• _Task statement_:
When you restate the data, keep every word as it is and drop the images.

Data records for software interfaces
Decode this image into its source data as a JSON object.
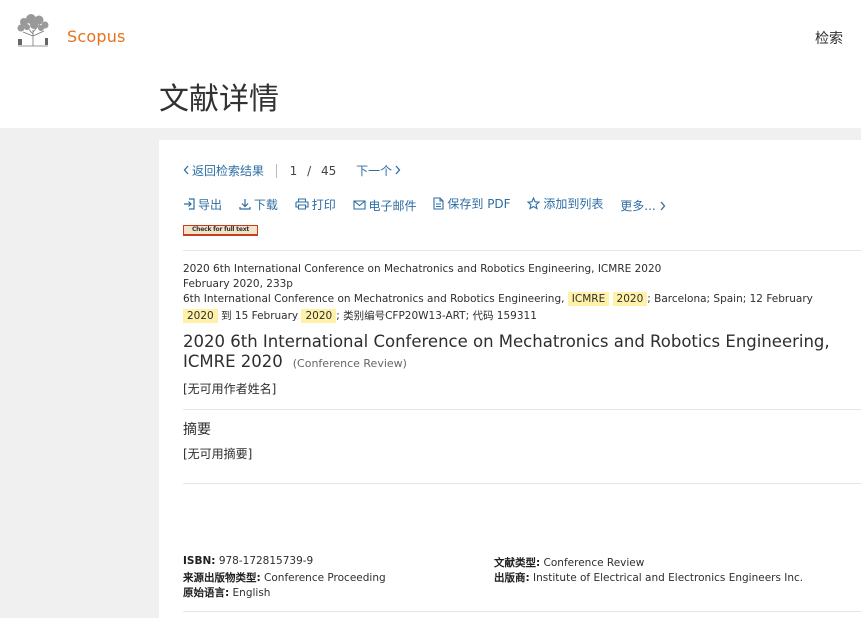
{
  "header": {
    "brand": "Scopus",
    "search_label": "检索",
    "page_title": "文献详情"
  },
  "nav": {
    "back": "返回检索结果",
    "current": "1",
    "slash": "/",
    "total": "45",
    "next": "下一个"
  },
  "toolbar": {
    "export": "导出",
    "download": "下载",
    "print": "打印",
    "email": "电子邮件",
    "save_pdf": "保存到 PDF",
    "add_list": "添加到列表",
    "more": "更多..."
  },
  "check_full_text": "Check for full text",
  "source": {
    "line1": "2020 6th International Conference on Mechatronics and Robotics Engineering, ICMRE 2020",
    "line2": "February 2020, 233p",
    "line3_pre": "6th International Conference on Mechatronics and Robotics Engineering, ",
    "line3_hl1": "ICMRE",
    "line3_hl2": "2020",
    "line3_post": "; Barcelona; Spain; 12 February",
    "line4_hl1": "2020",
    "line4_mid": " 到 15 February ",
    "line4_hl2": "2020",
    "line4_post": "; 类别编号CFP20W13-ART; 代码 159311"
  },
  "document": {
    "title": "2020 6th International Conference on Mechatronics and Robotics Engineering, ICMRE 2020",
    "type": "(Conference Review)",
    "authors": "[无可用作者姓名]"
  },
  "abstract": {
    "heading": "摘要",
    "text": "[无可用摘要]"
  },
  "metadata": {
    "isbn_label": "ISBN:",
    "isbn": "978-172815739-9",
    "src_type_label": "来源出版物类型:",
    "src_type": "Conference Proceeding",
    "lang_label": "原始语言:",
    "lang": "English",
    "doc_type_label": "文献类型:",
    "doc_type": "Conference Review",
    "publisher_label": "出版商:",
    "publisher": "Institute of Electrical and Electronics Engineers Inc."
  }
}
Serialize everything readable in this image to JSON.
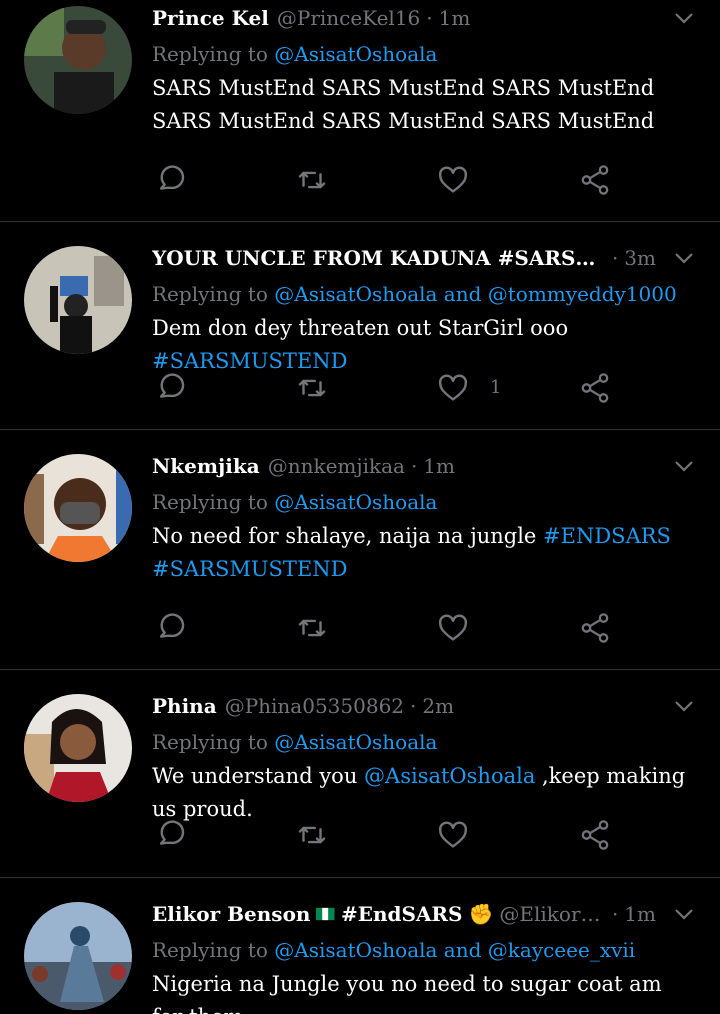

• _Solution to this problem_:
Decode this image into its source data as a JSON object.
{
  "header": {
    "brand": "Scopus",
    "search_label": "检索",
    "page_title": "文献详情"
  },
  "nav": {
    "back": "返回检索结果",
    "current": "1",
    "slash": "/",
    "total": "45",
    "next": "下一个"
  },
  "toolbar": {
    "export": "导出",
    "download": "下载",
    "print": "打印",
    "email": "电子邮件",
    "save_pdf": "保存到 PDF",
    "add_list": "添加到列表",
    "more": "更多..."
  },
  "check_full_text": "Check for full text",
  "source": {
    "line1": "2020 6th International Conference on Mechatronics and Robotics Engineering, ICMRE 2020",
    "line2": "February 2020, 233p",
    "line3_pre": "6th International Conference on Mechatronics and Robotics Engineering, ",
    "line3_hl1": "ICMRE",
    "line3_hl2": "2020",
    "line3_post": "; Barcelona; Spain; 12 February",
    "line4_hl1": "2020",
    "line4_mid": " 到 15 February ",
    "line4_hl2": "2020",
    "line4_post": "; 类别编号CFP20W13-ART; 代码 159311"
  },
  "document": {
    "title": "2020 6th International Conference on Mechatronics and Robotics Engineering, ICMRE 2020",
    "type": "(Conference Review)",
    "authors": "[无可用作者姓名]"
  },
  "abstract": {
    "heading": "摘要",
    "text": "[无可用摘要]"
  },
  "metadata": {
    "isbn_label": "ISBN:",
    "isbn": "978-172815739-9",
    "src_type_label": "来源出版物类型:",
    "src_type": "Conference Proceeding",
    "lang_label": "原始语言:",
    "lang": "English",
    "doc_type_label": "文献类型:",
    "doc_type": "Conference Review",
    "publisher_label": "出版商:",
    "publisher": "Institute of Electrical and Electronics Engineers Inc."
  }
}
Serialize everything readable in this image to JSON.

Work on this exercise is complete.